Recorded information
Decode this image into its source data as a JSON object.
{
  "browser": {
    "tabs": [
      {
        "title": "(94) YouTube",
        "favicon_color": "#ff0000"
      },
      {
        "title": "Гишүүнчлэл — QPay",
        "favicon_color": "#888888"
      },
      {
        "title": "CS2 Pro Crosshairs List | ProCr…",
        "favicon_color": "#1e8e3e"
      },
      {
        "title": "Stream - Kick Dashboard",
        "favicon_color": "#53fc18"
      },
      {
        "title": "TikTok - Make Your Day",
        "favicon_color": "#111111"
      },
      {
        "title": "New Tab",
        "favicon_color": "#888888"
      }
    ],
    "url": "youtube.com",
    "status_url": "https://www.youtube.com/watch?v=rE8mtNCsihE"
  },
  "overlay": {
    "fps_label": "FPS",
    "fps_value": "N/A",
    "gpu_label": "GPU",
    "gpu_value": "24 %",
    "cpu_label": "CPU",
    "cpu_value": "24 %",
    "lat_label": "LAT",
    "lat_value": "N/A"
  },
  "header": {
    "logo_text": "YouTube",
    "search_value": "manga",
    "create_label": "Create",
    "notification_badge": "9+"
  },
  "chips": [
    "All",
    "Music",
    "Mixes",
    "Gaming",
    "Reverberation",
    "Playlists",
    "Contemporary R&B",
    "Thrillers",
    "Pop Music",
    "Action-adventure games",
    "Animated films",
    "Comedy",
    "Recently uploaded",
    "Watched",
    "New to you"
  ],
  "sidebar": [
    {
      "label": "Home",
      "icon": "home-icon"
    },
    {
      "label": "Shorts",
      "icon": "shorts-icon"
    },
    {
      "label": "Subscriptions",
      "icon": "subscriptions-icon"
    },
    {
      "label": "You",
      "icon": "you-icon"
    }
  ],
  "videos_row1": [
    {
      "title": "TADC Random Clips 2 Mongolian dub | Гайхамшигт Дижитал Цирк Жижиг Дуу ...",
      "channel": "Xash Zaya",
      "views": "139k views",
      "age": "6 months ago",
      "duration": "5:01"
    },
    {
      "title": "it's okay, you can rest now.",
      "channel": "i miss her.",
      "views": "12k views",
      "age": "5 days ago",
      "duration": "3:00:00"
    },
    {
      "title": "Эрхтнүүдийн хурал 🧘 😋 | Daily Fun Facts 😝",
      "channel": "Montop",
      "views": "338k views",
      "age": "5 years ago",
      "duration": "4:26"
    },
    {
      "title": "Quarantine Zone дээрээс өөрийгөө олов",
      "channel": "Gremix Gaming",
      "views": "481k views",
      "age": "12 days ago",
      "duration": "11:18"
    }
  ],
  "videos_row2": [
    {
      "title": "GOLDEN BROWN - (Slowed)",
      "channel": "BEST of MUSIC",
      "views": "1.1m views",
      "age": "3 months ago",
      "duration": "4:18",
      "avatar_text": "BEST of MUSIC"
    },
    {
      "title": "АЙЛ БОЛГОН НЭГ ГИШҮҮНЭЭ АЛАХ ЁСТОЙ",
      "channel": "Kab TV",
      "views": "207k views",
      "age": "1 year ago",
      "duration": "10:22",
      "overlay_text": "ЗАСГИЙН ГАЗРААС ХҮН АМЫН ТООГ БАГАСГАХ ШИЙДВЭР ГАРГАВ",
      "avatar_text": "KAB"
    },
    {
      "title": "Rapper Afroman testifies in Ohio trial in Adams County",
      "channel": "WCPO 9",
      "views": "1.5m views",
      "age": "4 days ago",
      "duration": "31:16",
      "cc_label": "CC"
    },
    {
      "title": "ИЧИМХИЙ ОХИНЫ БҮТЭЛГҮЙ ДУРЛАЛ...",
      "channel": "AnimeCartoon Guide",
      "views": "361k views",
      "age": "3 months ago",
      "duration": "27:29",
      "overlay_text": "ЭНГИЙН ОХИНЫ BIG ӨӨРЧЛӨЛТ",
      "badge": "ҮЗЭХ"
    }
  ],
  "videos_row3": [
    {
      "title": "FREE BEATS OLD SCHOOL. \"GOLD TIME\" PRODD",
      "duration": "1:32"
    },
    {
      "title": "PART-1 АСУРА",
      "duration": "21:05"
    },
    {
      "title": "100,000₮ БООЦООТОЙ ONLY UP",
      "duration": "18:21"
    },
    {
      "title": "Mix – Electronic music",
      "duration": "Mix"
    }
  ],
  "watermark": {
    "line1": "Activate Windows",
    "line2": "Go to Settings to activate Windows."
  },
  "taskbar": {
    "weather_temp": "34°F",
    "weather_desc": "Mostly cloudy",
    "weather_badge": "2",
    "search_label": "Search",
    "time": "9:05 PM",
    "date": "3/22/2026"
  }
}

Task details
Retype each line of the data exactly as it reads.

Response to the task
Decode this image into its source data as a JSON object.
{
  "browser": {
    "tabs": [
      {
        "title": "(94) YouTube",
        "favicon_color": "#ff0000"
      },
      {
        "title": "Гишүүнчлэл — QPay",
        "favicon_color": "#888888"
      },
      {
        "title": "CS2 Pro Crosshairs List | ProCr…",
        "favicon_color": "#1e8e3e"
      },
      {
        "title": "Stream - Kick Dashboard",
        "favicon_color": "#53fc18"
      },
      {
        "title": "TikTok - Make Your Day",
        "favicon_color": "#111111"
      },
      {
        "title": "New Tab",
        "favicon_color": "#888888"
      }
    ],
    "url": "youtube.com",
    "status_url": "https://www.youtube.com/watch?v=rE8mtNCsihE"
  },
  "overlay": {
    "fps_label": "FPS",
    "fps_value": "N/A",
    "gpu_label": "GPU",
    "gpu_value": "24 %",
    "cpu_label": "CPU",
    "cpu_value": "24 %",
    "lat_label": "LAT",
    "lat_value": "N/A"
  },
  "header": {
    "logo_text": "YouTube",
    "search_value": "manga",
    "create_label": "Create",
    "notification_badge": "9+"
  },
  "chips": [
    "All",
    "Music",
    "Mixes",
    "Gaming",
    "Reverberation",
    "Playlists",
    "Contemporary R&B",
    "Thrillers",
    "Pop Music",
    "Action-adventure games",
    "Animated films",
    "Comedy",
    "Recently uploaded",
    "Watched",
    "New to you"
  ],
  "sidebar": [
    {
      "label": "Home",
      "icon": "home-icon"
    },
    {
      "label": "Shorts",
      "icon": "shorts-icon"
    },
    {
      "label": "Subscriptions",
      "icon": "subscriptions-icon"
    },
    {
      "label": "You",
      "icon": "you-icon"
    }
  ],
  "videos_row1": [
    {
      "title": "TADC Random Clips 2 Mongolian dub | Гайхамшигт Дижитал Цирк Жижиг Дуу ...",
      "channel": "Xash Zaya",
      "views": "139k views",
      "age": "6 months ago",
      "duration": "5:01"
    },
    {
      "title": "it's okay, you can rest now.",
      "channel": "i miss her.",
      "views": "12k views",
      "age": "5 days ago",
      "duration": "3:00:00"
    },
    {
      "title": "Эрхтнүүдийн хурал 🧘 😋 | Daily Fun Facts 😝",
      "channel": "Montop",
      "views": "338k views",
      "age": "5 years ago",
      "duration": "4:26"
    },
    {
      "title": "Quarantine Zone дээрээс өөрийгөө олов",
      "channel": "Gremix Gaming",
      "views": "481k views",
      "age": "12 days ago",
      "duration": "11:18"
    }
  ],
  "videos_row2": [
    {
      "title": "GOLDEN BROWN - (Slowed)",
      "channel": "BEST of MUSIC",
      "views": "1.1m views",
      "age": "3 months ago",
      "duration": "4:18",
      "avatar_text": "BEST of MUSIC"
    },
    {
      "title": "АЙЛ БОЛГОН НЭГ ГИШҮҮНЭЭ АЛАХ ЁСТОЙ",
      "channel": "Kab TV",
      "views": "207k views",
      "age": "1 year ago",
      "duration": "10:22",
      "overlay_text": "ЗАСГИЙН ГАЗРААС ХҮН АМЫН ТООГ БАГАСГАХ ШИЙДВЭР ГАРГАВ",
      "avatar_text": "KAB"
    },
    {
      "title": "Rapper Afroman testifies in Ohio trial in Adams County",
      "channel": "WCPO 9",
      "views": "1.5m views",
      "age": "4 days ago",
      "duration": "31:16",
      "cc_label": "CC"
    },
    {
      "title": "ИЧИМХИЙ ОХИНЫ БҮТЭЛГҮЙ ДУРЛАЛ...",
      "channel": "AnimeCartoon Guide",
      "views": "361k views",
      "age": "3 months ago",
      "duration": "27:29",
      "overlay_text": "ЭНГИЙН ОХИНЫ BIG ӨӨРЧЛӨЛТ",
      "badge": "ҮЗЭХ"
    }
  ],
  "videos_row3": [
    {
      "title": "FREE BEATS OLD SCHOOL. \"GOLD TIME\" PRODD",
      "duration": "1:32"
    },
    {
      "title": "PART-1 АСУРА",
      "duration": "21:05"
    },
    {
      "title": "100,000₮ БООЦООТОЙ ONLY UP",
      "duration": "18:21"
    },
    {
      "title": "Mix – Electronic music",
      "duration": "Mix"
    }
  ],
  "watermark": {
    "line1": "Activate Windows",
    "line2": "Go to Settings to activate Windows."
  },
  "taskbar": {
    "weather_temp": "34°F",
    "weather_desc": "Mostly cloudy",
    "weather_badge": "2",
    "search_label": "Search",
    "time": "9:05 PM",
    "date": "3/22/2026"
  }
}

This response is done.